Using state-of-the-art digital projectors eliminates the use of 35 mm film. This means that picture quality will not degrade over multiple showings.

It also allows theaters to explore the use of alternative content, a growing sector of cinema that is still in its infancy.

With alternative content, theaters can experiment with different live or recorded showings that range from opera to sporting events.
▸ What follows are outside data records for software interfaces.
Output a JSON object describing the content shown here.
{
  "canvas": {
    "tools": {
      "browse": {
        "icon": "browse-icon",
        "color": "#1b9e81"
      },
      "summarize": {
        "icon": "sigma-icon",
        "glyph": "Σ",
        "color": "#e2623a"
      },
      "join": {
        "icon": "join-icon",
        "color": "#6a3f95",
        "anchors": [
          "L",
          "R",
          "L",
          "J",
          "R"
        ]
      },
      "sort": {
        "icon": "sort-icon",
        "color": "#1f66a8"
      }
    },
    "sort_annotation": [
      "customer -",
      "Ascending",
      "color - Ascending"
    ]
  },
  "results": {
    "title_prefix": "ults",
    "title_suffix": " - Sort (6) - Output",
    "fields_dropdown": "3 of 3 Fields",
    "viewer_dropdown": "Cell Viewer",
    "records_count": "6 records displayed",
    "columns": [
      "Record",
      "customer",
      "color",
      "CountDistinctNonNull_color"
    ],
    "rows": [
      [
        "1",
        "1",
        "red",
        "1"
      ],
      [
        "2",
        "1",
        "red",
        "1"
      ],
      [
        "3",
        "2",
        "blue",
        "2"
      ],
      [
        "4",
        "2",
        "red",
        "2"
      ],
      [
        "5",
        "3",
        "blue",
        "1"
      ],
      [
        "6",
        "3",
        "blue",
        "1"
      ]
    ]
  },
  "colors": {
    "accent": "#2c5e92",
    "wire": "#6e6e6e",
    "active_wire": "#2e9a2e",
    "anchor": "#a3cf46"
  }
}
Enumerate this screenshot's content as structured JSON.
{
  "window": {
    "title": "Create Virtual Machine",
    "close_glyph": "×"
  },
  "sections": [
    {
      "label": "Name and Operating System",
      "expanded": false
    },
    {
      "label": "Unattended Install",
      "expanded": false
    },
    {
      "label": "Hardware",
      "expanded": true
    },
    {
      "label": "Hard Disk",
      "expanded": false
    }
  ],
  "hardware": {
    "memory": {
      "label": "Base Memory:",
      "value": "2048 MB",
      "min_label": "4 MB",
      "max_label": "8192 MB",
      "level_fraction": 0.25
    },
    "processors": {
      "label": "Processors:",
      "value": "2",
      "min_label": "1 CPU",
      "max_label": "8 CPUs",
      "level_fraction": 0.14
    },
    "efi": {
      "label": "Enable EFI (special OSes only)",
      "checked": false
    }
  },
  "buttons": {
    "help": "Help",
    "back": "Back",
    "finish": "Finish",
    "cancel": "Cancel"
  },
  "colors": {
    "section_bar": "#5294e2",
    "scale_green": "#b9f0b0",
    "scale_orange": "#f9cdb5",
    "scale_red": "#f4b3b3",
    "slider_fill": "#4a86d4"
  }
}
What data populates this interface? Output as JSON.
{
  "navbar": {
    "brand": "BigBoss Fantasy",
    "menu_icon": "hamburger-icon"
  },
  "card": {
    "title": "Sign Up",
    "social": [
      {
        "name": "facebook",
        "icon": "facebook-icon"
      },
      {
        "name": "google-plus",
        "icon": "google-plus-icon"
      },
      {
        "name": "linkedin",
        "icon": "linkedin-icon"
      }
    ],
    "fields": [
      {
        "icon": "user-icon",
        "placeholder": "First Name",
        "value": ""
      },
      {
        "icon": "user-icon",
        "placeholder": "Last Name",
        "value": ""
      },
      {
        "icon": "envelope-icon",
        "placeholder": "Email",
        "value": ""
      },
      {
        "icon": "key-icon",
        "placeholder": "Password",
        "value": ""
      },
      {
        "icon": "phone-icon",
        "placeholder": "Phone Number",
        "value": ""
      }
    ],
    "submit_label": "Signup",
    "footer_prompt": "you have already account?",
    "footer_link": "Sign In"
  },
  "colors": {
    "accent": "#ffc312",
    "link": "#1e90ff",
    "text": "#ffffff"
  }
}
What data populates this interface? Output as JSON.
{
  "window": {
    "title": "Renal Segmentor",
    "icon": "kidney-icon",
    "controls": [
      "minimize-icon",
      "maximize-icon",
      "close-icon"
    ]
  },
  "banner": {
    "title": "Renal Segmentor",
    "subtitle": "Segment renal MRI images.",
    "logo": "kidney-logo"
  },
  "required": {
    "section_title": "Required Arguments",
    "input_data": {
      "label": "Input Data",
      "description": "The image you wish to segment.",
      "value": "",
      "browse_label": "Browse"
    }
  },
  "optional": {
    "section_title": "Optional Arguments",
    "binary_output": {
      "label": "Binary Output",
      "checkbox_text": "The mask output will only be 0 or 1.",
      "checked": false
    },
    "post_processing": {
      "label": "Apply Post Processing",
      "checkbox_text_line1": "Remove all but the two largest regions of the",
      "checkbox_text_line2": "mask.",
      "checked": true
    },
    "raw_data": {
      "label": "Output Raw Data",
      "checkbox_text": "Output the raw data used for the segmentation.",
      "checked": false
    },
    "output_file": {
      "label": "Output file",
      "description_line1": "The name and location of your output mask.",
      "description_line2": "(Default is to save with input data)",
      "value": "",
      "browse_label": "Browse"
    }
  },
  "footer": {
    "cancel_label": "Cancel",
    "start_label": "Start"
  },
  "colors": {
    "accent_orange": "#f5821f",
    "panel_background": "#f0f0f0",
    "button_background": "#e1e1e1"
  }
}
This gives people the opportunity to view events they might not otherwise be able to see.

"It really depends on what (a market's) interest is," Gunderson said. "We have to try to measure if that interest is high enough to justify the cost to bring it to the theater."

Showing alternative content is something that Bemidji resident Pamela Olson has been encouraging the Bemidji Theatre to do. Olson is a supporter of the opera and often travels to Fargo, N.D., to watch showings of Metropolitan Opera Live in HD, a series of live opera performances transmitted from New York City.

"I would go to Fargo as often as I can," Olson said.

Traveling to Fargo to take in the opera doesn't always fit into Olson's schedule, or budget. Olson says there is a strong group of opera enthusiasts that would love to bring the opera in Bemidji.

"I see such a wonderful arts community here," Olson said. "I believe it would be such an enhancement."

Jennifer Swanson, associate professor and music department chair at Bemidji State, would also like to see the opera in Bemidji.

Swanson has viewed broadcasts by the Metropolitan Opera in Winnipeg and she has attended many major opera houses throughout the world. Being able to see alternative content, such as the opera, in Bemidji would let audience members experience these events without the travel.

"It really is the closest thing you can get to actually being there," Swanson said. "I think it would be great. There is a lot of support in the community."

Opera is one of the most popular showings at theaters across the country, but other content, such as 3D movies and live concerts are also well received. Ticket prices for alternative content are generally higher than a movie, with prices potentially ranging from $12-20.

Three major companies produce the alternative content: NCM Fathom, Cinedigm Digital Cinema and Specticast.

Cinema Entertainment Corp. will look at alternative content options and decide if any of them will be a good fit for the Bemidji market.

"There's a whole kind of experimentation process, and that's what we'll do," Gunderson said. "It allows us the opportunity to try other things."